─── DATA IN THIS EXERCISE ───

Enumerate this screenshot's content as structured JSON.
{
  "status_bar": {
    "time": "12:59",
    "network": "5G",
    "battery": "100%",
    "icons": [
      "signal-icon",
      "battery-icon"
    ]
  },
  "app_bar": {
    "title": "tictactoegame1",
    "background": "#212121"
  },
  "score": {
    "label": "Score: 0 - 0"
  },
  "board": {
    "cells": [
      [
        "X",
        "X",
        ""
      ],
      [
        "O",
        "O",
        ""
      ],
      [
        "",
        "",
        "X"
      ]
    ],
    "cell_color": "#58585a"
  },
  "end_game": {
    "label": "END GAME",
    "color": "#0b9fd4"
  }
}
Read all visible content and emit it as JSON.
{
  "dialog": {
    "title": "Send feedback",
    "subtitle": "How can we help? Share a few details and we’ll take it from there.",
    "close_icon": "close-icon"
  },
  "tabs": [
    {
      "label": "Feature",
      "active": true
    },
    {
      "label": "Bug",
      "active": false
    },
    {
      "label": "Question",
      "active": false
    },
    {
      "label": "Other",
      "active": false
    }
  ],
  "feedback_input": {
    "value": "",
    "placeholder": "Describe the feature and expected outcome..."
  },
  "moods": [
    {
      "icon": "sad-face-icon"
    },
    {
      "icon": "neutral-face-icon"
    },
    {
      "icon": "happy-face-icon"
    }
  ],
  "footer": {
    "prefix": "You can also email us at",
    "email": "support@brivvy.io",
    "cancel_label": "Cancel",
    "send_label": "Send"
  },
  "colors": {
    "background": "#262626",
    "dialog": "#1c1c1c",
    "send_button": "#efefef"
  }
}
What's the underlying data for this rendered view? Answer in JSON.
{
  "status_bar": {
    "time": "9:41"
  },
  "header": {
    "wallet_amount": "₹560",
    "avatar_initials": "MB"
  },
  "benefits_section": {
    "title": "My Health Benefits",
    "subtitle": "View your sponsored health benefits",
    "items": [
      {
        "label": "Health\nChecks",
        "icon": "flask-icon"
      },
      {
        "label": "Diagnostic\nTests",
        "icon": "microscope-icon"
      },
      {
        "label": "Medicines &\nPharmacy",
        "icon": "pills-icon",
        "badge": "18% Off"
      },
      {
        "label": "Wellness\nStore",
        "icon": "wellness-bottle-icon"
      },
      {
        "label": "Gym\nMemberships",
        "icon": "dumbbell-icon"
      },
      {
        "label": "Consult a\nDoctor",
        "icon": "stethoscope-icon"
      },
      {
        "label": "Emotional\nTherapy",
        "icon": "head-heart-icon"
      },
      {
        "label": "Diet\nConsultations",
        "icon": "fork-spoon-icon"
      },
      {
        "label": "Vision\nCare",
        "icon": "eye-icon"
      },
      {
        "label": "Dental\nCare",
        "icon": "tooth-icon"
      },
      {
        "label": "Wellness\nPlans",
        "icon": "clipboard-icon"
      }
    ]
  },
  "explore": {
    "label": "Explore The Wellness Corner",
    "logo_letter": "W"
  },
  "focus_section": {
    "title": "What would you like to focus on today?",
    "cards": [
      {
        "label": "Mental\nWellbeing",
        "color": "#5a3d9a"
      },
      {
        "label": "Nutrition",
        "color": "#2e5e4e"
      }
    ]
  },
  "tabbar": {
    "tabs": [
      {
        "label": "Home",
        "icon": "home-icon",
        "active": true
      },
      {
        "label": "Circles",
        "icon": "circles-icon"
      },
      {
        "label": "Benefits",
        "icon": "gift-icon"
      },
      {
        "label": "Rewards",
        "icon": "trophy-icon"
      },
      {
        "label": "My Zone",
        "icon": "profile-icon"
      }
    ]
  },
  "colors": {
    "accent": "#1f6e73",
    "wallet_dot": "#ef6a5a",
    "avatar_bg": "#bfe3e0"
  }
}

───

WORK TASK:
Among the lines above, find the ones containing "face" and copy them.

THE COMPLETED TASK:
      "icon": "sad-face-icon"
      "icon": "neutral-face-icon"
      "icon": "happy-face-icon"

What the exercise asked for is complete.